Prompt: Report every line of the entries that contains the word "点位编号".

Recorded information:
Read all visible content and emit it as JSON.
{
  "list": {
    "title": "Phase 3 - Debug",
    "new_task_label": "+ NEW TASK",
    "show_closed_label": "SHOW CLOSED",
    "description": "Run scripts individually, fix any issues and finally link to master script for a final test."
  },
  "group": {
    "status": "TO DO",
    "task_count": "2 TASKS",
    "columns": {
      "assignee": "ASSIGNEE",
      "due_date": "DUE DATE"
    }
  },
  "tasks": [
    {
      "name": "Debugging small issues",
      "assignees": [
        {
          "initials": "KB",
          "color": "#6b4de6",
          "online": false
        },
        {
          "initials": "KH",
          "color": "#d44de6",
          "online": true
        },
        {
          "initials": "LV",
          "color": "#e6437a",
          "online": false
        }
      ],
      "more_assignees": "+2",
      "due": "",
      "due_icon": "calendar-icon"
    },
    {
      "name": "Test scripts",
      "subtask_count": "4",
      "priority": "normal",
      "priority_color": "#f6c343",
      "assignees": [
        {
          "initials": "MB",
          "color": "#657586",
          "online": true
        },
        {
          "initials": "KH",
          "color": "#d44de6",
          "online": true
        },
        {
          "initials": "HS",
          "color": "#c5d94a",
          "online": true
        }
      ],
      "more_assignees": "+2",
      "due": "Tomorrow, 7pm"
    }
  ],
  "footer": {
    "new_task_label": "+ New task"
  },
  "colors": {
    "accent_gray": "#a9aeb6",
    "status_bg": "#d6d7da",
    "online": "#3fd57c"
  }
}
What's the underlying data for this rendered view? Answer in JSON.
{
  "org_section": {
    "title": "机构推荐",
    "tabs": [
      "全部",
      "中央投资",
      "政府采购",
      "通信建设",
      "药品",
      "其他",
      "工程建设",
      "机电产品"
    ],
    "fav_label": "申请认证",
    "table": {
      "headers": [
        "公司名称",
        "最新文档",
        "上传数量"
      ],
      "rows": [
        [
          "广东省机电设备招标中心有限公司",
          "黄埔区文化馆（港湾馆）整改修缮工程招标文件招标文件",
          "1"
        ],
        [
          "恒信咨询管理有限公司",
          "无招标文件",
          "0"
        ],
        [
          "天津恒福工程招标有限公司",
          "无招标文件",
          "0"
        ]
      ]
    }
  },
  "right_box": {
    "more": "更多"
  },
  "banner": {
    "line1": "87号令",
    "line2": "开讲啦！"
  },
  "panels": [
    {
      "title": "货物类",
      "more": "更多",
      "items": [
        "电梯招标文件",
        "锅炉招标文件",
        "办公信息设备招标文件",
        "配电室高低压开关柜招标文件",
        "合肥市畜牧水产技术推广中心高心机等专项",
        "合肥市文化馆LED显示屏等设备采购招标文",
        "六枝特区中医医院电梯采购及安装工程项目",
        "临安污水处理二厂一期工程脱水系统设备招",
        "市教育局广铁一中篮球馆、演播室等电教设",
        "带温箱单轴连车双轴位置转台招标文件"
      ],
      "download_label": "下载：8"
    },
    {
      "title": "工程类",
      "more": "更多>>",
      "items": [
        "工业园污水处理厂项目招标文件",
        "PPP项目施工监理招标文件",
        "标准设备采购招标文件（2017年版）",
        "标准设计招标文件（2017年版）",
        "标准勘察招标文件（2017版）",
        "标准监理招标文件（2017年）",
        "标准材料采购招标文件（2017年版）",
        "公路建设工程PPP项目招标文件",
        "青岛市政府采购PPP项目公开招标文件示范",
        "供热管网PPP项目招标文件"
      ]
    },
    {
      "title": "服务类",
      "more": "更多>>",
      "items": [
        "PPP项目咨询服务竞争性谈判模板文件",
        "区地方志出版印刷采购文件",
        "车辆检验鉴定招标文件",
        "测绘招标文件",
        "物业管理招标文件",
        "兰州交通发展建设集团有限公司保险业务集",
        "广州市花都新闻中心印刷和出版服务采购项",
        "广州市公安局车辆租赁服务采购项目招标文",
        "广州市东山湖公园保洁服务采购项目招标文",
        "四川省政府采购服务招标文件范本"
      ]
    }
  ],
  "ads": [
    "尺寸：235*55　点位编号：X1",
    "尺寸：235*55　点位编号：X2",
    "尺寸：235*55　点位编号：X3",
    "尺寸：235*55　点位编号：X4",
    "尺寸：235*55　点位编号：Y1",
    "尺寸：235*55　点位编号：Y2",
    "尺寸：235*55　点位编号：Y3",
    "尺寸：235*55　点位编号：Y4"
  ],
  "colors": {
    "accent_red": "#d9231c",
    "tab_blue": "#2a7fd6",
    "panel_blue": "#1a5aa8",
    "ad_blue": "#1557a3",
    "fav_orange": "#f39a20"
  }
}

Answer to this task:
    "尺寸：235*55　点位编号：X1",
    "尺寸：235*55　点位编号：X2",
    "尺寸：235*55　点位编号：X3",
    "尺寸：235*55　点位编号：X4",
    "尺寸：235*55　点位编号：Y1",
    "尺寸：235*55　点位编号：Y2",
    "尺寸：235*55　点位编号：Y3",
    "尺寸：235*55　点位编号：Y4"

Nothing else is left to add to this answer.